There are a number of ways in which a spouse or partner may be abused by someone they care about, and they all fall under the general heading of domestic violence. This is a problem in Pennsylvania just as much as anywhere else, and partners or spouses who have been subjected to such treatment often wonder whether what they experienced was domestic violence if there was no physical injury involved.
Domestic abuse may be broadly grouped into six types. These forms of abuse share a common theme, which is the need to control a partner. Physical and sexual typically involve attacks and violence, and emotional abuse encompasses name-calling, blaming or shaming behaviors, intense and uncontrolled jealousy, and stalking.
Additionally, financial and technological abuse, where an abuser attempts to control the victim by limiting or monitoring one's interactions with money or social media, are becoming more prevalent among all age groups and genders. Abuse using a victim's immigration status may include refusing to allow the partner to learn English, issuing threats of violence or deportation against the partner or the partner's family, and withholding or destroying the partner's passport or immigration documents. All of these are forms of domestic violence.
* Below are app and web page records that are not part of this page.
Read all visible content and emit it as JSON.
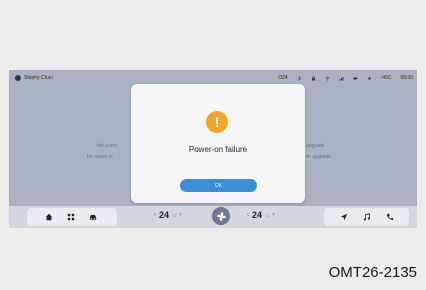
{
  "status_bar": {
    "user_name": "Stephy Chan",
    "right_items": [
      "O24",
      "",
      "",
      "",
      "",
      "",
      "",
      "-45C",
      "09:30"
    ],
    "icons": [
      "timer-icon",
      "bluetooth-icon",
      "lock-icon",
      "wifi-icon",
      "signal-icon",
      "battery-icon",
      "bell-icon",
      "thermometer-icon",
      "clock-icon"
    ]
  },
  "background_text": {
    "left_line1": "the curre",
    "left_line2": "he owner is",
    "right_line1": "upgrade",
    "right_line2": "ile upgrade"
  },
  "dialog": {
    "icon": "warning-icon",
    "icon_glyph": "!",
    "title": "Power-on failure",
    "ok_label": "OK"
  },
  "dock": {
    "left_icons": [
      "home-icon",
      "apps-icon",
      "car-icon"
    ],
    "right_icons": [
      "navigation-icon",
      "music-icon",
      "phone-icon"
    ],
    "left_temp": {
      "value": "24",
      "unit": "°C"
    },
    "right_temp": {
      "value": "24",
      "unit": "°C"
    },
    "decrease_glyph": "‹",
    "increase_glyph": "›",
    "fan_icon": "fan-icon"
  },
  "caption": "OMT26-2135",
  "colors": {
    "screen_bg": "#a9b2c2",
    "accent": "#3a8fd9",
    "warning": "#f0a52e"
  }
}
An attorney beginning a divorce action where domestic abuse is a factor may start by requesting an order for protection from the court while the other details of the divorce are resolved. This may be temporary or permanent and could influence the court's decisions on child custody and support, visitation and other matters. The attorney may also involve law enforcement to ensure the safety of the client and any children involved if necessary.